→ Your instructions: State how many lines in the entries below hold the word "name", with nothing besides the number.

→ Dataset extract:
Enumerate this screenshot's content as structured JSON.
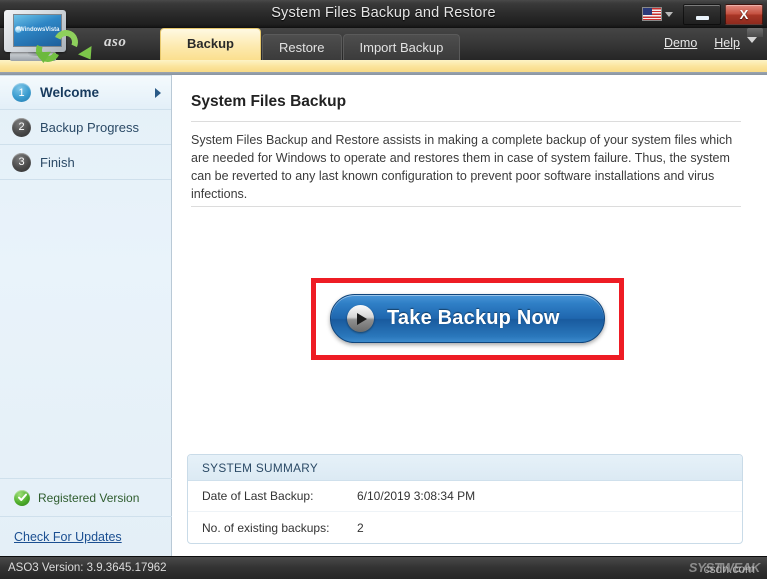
{
  "window": {
    "title": "System Files Backup and Restore",
    "flag_icon": "us-flag-icon",
    "language_caret": "chevron-down-icon",
    "minimize_label": "",
    "close_label": "X"
  },
  "brand": {
    "aso_mark": "aso",
    "logo_screen_text": "WindowsVista"
  },
  "tabs": [
    {
      "label": "Backup",
      "active": true
    },
    {
      "label": "Restore",
      "active": false
    },
    {
      "label": "Import Backup",
      "active": false
    }
  ],
  "top_links": {
    "demo": "Demo",
    "help": "Help"
  },
  "sidebar": {
    "items": [
      {
        "number": "1",
        "label": "Welcome",
        "selected": true
      },
      {
        "number": "2",
        "label": "Backup Progress",
        "selected": false
      },
      {
        "number": "3",
        "label": "Finish",
        "selected": false
      }
    ],
    "registered_label": "Registered Version",
    "updates_link": "Check For Updates"
  },
  "main": {
    "heading": "System Files Backup",
    "description": "System Files Backup and Restore assists in making a complete backup of your system files which are needed for Windows to operate and restores them in case of system failure. Thus, the system can be reverted to any last known configuration to prevent poor software installations and virus infections.",
    "primary_button": "Take Backup Now",
    "highlight_color": "#ee1c24",
    "button_color": "#1f66ae"
  },
  "summary": {
    "heading": "SYSTEM SUMMARY",
    "rows": [
      {
        "key": "Date of Last Backup:",
        "value": "6/10/2019 3:08:34 PM"
      },
      {
        "key": "No. of existing backups:",
        "value": "2"
      }
    ]
  },
  "status": {
    "version_text": "ASO3 Version: 3.9.3645.17962",
    "watermark": "SYSTWEAK",
    "watermark_overlay": "csdn.com"
  }
}
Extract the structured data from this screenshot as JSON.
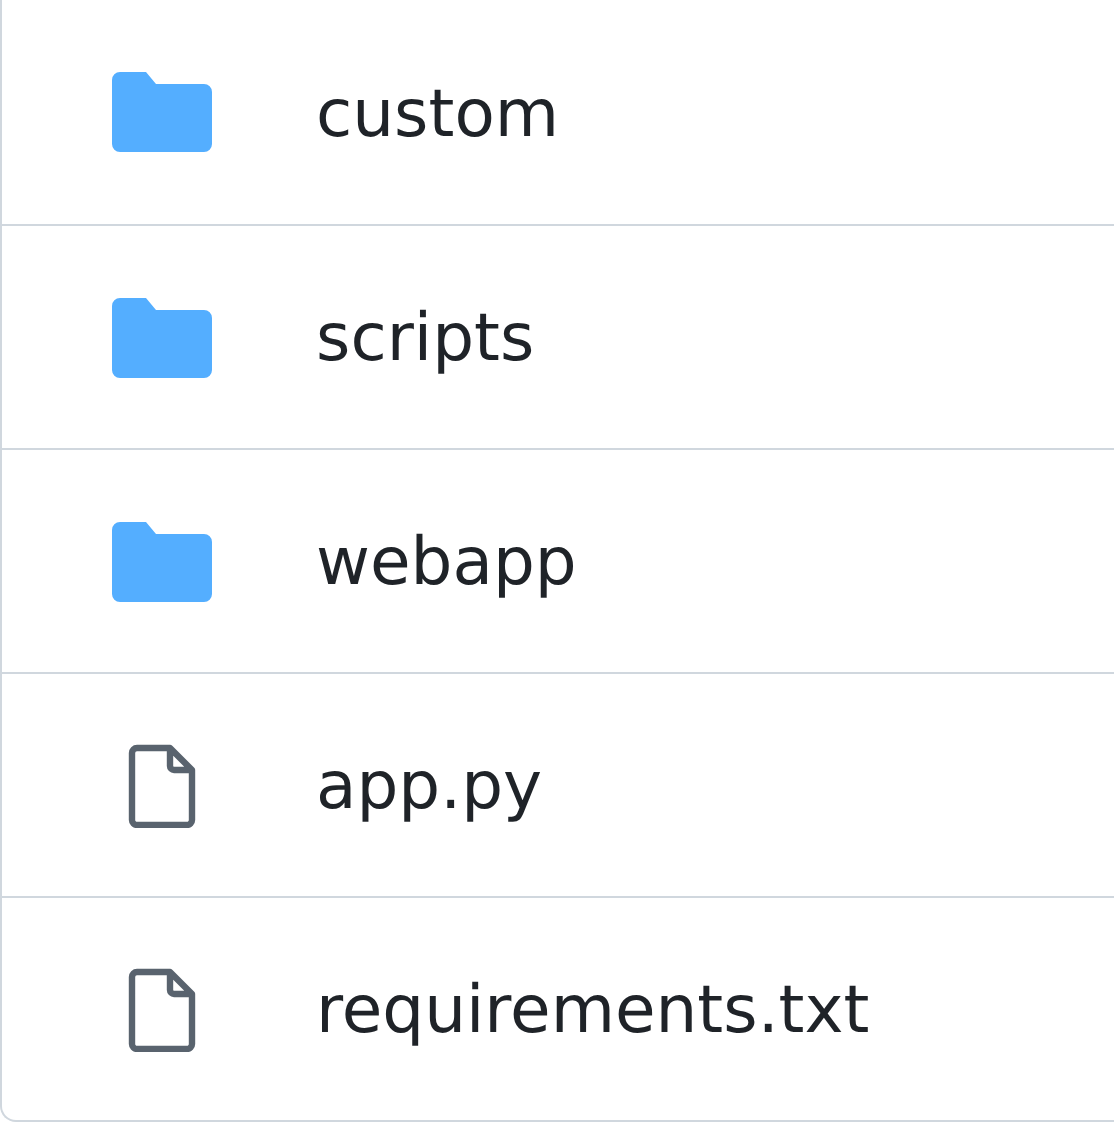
{
  "files": [
    {
      "kind": "folder",
      "name": "custom"
    },
    {
      "kind": "folder",
      "name": "scripts"
    },
    {
      "kind": "folder",
      "name": "webapp"
    },
    {
      "kind": "file",
      "name": "app.py"
    },
    {
      "kind": "file",
      "name": "requirements.txt"
    }
  ]
}
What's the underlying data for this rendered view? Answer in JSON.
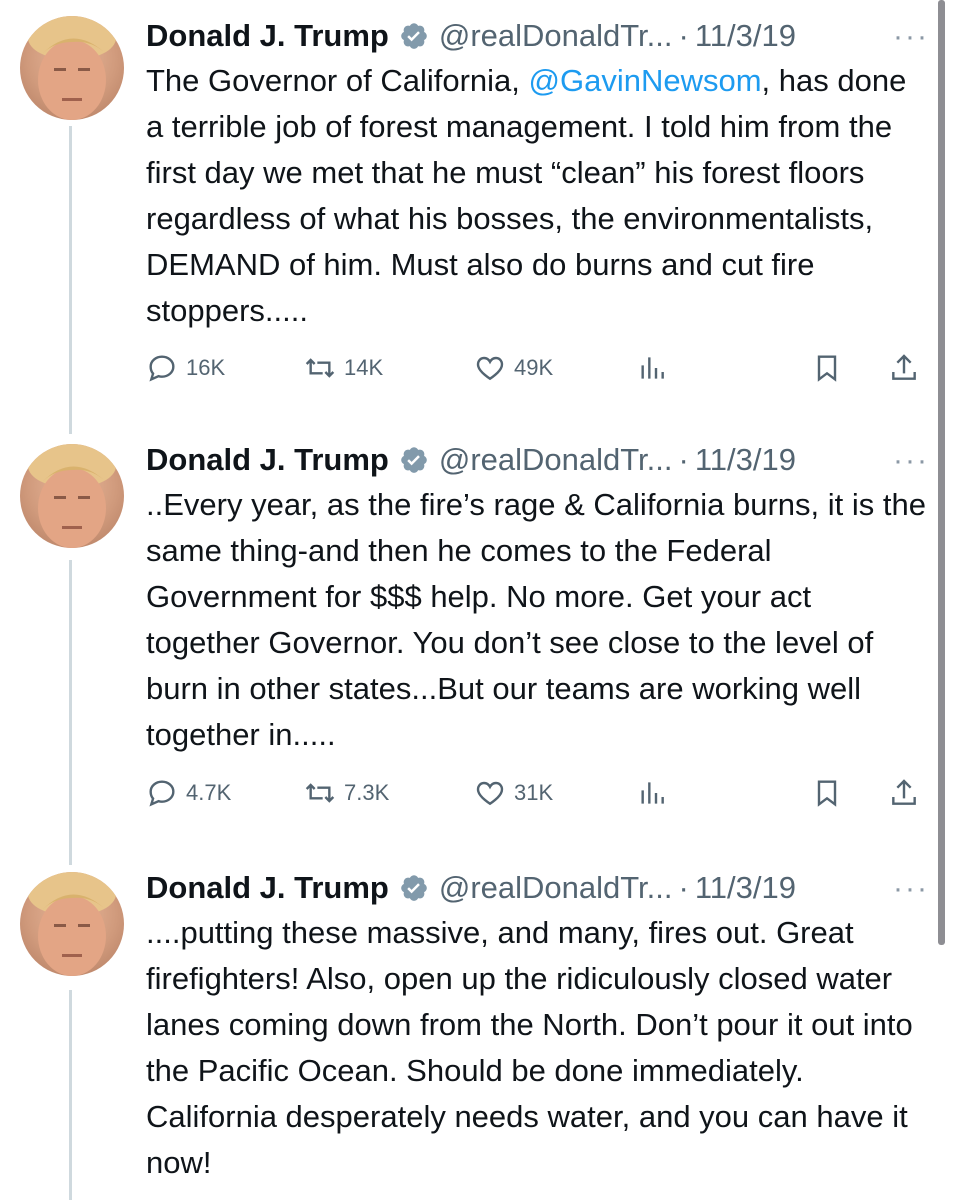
{
  "tweets": [
    {
      "name": "Donald J. Trump",
      "handle": "@realDonaldTr...",
      "separator": "·",
      "date": "11/3/19",
      "more": "···",
      "text_before": "The Governor of California, ",
      "mention": "@GavinNewsom",
      "text_after": ", has done a terrible job of forest management. I told him from the first day we met that he must “clean” his forest floors regardless of what his bosses, the environmentalists, DEMAND of him. Must also do burns and cut fire stoppers.....",
      "replies": "16K",
      "retweets": "14K",
      "likes": "49K"
    },
    {
      "name": "Donald J. Trump",
      "handle": "@realDonaldTr...",
      "separator": "·",
      "date": "11/3/19",
      "more": "···",
      "text_before": "..Every year, as the fire’s rage & California burns, it is the same thing-and then he comes to the Federal Government for $$$ help. No more. Get your act together Governor. You don’t see close to the level of burn in other states...But our teams are working well together in.....",
      "mention": "",
      "text_after": "",
      "replies": "4.7K",
      "retweets": "7.3K",
      "likes": "31K"
    },
    {
      "name": "Donald J. Trump",
      "handle": "@realDonaldTr...",
      "separator": "·",
      "date": "11/3/19",
      "more": "···",
      "text_before": "....putting these massive, and many, fires out. Great firefighters! Also, open up the ridiculously closed water lanes coming down from the North. Don’t pour it out into the Pacific Ocean. Should be done immediately. California desperately needs water, and you can have it now!",
      "mention": "",
      "text_after": ""
    }
  ],
  "colors": {
    "link": "#1d9bf0",
    "secondary_text": "#536471",
    "thread_line": "#cfd9de",
    "verified_badge": "#829aab"
  },
  "icons": [
    "reply-icon",
    "retweet-icon",
    "like-icon",
    "views-icon",
    "bookmark-icon",
    "share-icon",
    "verified-badge-icon",
    "more-icon"
  ]
}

→ Exercise result: 8